[DATA EXTRACTS Boundary: Start]

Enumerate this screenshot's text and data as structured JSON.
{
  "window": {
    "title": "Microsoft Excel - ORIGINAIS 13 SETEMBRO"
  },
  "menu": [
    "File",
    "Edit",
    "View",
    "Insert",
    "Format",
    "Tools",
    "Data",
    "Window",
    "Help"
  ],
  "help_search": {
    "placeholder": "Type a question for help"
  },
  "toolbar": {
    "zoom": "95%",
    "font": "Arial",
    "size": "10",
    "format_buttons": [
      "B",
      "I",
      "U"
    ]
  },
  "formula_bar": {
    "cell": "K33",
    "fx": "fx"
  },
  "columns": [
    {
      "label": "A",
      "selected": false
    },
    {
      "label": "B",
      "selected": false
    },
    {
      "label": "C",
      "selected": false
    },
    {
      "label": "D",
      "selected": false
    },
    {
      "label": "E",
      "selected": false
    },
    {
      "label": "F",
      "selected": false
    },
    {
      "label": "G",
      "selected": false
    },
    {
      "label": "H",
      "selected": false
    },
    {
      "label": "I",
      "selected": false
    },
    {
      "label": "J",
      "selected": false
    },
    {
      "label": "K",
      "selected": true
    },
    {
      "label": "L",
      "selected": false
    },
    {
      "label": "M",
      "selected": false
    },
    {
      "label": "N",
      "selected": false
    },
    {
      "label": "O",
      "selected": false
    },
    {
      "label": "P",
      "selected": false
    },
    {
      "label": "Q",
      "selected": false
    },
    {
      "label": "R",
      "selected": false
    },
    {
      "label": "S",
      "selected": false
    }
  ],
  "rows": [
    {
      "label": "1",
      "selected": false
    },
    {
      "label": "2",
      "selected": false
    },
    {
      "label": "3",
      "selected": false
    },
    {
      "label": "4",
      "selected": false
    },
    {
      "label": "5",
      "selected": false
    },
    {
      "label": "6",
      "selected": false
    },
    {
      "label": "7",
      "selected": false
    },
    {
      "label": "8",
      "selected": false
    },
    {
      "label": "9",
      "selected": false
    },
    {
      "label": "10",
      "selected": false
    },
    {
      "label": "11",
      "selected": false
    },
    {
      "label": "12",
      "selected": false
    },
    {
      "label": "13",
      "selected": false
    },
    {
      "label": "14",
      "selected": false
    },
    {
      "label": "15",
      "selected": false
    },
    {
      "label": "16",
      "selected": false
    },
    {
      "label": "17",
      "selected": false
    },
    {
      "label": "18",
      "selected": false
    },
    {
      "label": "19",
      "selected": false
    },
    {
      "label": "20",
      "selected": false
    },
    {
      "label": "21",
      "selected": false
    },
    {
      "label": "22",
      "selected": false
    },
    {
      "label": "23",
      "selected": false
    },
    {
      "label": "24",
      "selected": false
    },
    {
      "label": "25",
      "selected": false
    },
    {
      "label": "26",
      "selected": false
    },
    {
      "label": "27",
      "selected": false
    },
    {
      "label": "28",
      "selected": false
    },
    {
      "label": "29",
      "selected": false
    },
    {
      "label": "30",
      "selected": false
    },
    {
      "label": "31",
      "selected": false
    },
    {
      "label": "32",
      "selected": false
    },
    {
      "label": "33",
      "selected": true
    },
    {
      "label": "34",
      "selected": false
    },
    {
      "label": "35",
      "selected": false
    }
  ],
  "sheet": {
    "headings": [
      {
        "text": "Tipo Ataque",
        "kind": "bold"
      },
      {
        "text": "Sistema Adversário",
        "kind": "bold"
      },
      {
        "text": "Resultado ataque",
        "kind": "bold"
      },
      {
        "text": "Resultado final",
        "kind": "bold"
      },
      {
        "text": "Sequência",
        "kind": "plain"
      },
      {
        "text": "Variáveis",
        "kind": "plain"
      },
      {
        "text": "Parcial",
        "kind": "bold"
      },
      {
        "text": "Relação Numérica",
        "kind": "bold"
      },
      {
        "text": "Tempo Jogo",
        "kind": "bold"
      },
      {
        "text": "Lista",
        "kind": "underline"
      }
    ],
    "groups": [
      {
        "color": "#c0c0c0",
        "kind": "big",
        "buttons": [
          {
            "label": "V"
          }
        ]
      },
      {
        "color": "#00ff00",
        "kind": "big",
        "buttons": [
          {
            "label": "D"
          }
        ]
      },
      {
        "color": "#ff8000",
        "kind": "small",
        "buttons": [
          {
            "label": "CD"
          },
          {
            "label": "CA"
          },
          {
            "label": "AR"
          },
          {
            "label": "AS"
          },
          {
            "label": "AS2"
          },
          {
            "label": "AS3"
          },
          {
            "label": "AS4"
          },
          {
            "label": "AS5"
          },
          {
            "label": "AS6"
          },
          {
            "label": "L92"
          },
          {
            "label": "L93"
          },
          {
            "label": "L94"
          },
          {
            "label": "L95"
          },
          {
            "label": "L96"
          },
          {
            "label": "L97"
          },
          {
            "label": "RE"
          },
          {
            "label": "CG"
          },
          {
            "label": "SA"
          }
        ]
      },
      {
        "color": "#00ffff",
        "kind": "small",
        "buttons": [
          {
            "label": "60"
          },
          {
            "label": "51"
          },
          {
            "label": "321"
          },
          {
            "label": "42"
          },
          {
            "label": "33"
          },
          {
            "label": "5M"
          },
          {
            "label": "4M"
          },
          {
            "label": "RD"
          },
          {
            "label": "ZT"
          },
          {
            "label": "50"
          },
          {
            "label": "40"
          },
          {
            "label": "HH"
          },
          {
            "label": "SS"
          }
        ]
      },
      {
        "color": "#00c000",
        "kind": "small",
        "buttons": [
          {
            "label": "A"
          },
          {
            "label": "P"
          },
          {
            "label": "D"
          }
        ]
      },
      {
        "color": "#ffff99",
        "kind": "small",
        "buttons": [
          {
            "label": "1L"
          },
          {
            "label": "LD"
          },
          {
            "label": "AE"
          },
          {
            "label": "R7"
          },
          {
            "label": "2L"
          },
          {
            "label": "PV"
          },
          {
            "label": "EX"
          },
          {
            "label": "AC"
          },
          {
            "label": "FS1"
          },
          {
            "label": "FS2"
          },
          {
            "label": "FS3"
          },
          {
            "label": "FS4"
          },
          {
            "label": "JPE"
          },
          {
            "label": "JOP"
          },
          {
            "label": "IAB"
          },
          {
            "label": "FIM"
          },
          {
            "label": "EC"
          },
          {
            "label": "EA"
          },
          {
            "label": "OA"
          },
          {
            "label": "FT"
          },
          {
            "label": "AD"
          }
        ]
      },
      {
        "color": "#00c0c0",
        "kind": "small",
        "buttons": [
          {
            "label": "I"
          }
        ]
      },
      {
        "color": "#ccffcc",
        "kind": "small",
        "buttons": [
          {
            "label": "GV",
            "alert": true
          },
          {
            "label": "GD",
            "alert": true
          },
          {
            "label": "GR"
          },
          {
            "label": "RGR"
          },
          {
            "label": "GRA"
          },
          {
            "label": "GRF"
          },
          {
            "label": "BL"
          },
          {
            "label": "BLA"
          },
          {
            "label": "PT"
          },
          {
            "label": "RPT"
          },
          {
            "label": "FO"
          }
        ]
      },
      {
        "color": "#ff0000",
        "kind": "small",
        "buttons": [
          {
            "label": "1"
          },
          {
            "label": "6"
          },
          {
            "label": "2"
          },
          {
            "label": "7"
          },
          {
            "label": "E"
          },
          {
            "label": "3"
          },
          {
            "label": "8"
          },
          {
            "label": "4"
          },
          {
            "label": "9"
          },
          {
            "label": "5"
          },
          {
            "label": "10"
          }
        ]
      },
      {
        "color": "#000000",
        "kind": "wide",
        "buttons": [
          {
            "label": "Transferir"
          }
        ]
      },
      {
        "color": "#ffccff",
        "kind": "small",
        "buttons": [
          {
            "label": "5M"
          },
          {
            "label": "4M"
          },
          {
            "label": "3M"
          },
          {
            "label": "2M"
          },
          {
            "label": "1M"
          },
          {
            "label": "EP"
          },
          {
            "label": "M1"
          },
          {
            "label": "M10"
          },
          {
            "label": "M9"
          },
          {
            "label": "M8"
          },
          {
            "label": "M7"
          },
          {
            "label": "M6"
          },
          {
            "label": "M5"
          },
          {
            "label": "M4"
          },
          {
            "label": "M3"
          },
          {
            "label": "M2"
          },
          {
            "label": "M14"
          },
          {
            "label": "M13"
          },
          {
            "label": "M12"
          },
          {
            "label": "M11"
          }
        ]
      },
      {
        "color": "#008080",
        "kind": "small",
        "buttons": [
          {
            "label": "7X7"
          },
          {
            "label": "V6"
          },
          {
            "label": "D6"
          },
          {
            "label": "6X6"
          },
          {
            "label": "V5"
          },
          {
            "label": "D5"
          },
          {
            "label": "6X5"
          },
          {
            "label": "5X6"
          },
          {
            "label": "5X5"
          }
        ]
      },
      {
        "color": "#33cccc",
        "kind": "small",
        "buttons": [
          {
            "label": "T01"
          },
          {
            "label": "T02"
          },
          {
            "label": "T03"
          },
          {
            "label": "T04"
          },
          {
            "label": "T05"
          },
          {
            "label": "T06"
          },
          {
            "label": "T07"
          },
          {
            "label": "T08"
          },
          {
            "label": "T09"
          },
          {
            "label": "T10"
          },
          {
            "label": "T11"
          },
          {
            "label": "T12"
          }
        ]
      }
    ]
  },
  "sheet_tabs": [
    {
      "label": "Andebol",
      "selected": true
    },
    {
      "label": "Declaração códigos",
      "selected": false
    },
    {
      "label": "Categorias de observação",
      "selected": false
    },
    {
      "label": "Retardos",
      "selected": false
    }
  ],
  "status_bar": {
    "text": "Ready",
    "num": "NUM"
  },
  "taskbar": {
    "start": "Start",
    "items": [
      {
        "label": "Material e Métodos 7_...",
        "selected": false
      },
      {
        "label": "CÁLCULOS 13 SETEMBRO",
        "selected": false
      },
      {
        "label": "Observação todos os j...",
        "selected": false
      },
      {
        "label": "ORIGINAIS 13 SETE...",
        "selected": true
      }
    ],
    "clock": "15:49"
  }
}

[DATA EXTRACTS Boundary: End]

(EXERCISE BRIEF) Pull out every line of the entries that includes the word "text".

(WRITTEN REPLY)
Enumerate this screenshot's text and data as structured JSON.
        "text": "Tipo Ataque",
        "text": "Sistema Adversário",
        "text": "Resultado ataque",
        "text": "Resultado final",
        "text": "Sequência",
        "text": "Variáveis",
        "text": "Parcial",
        "text": "Relação Numérica",
        "text": "Tempo Jogo",
        "text": "Lista",
    "text": "Ready",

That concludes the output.